Identify all lines in the listing that include the word "Construção", and copy them out.

##### Data for analysis

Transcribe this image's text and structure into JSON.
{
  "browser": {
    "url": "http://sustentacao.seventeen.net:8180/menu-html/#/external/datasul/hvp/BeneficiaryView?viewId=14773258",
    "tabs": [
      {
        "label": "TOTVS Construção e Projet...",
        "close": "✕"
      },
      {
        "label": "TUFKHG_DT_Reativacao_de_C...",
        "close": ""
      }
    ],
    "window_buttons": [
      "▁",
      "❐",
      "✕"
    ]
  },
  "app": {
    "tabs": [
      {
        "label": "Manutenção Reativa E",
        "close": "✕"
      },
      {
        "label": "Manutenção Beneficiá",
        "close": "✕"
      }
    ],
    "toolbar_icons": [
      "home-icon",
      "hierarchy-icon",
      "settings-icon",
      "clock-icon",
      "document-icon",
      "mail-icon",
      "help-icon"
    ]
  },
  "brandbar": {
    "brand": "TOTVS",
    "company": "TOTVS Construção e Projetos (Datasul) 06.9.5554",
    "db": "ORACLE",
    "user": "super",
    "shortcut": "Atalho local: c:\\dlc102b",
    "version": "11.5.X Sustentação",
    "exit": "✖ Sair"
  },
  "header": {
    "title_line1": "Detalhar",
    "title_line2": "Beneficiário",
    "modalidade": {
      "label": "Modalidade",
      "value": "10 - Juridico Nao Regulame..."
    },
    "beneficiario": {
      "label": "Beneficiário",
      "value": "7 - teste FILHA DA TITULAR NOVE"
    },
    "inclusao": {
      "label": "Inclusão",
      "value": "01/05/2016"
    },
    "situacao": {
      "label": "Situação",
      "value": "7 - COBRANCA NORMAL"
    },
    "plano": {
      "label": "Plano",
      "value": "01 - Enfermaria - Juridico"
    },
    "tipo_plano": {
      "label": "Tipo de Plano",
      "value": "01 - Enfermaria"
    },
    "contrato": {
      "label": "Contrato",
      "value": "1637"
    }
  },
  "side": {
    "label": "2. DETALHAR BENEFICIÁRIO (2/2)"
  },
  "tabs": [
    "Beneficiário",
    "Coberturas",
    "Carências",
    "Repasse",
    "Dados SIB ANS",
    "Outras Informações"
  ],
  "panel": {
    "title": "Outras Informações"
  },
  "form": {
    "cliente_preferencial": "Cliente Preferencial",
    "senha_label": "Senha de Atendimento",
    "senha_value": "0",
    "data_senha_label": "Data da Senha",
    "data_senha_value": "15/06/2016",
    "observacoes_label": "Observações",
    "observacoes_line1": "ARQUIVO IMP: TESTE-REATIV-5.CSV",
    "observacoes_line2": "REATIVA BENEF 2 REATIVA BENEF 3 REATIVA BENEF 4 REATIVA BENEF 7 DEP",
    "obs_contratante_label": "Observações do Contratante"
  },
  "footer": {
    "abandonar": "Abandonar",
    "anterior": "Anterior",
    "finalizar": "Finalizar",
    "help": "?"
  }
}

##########

_Written response:_
        "label": "TOTVS Construção e Projet...",
    "company": "TOTVS Construção e Projetos (Datasul) 06.9.5554",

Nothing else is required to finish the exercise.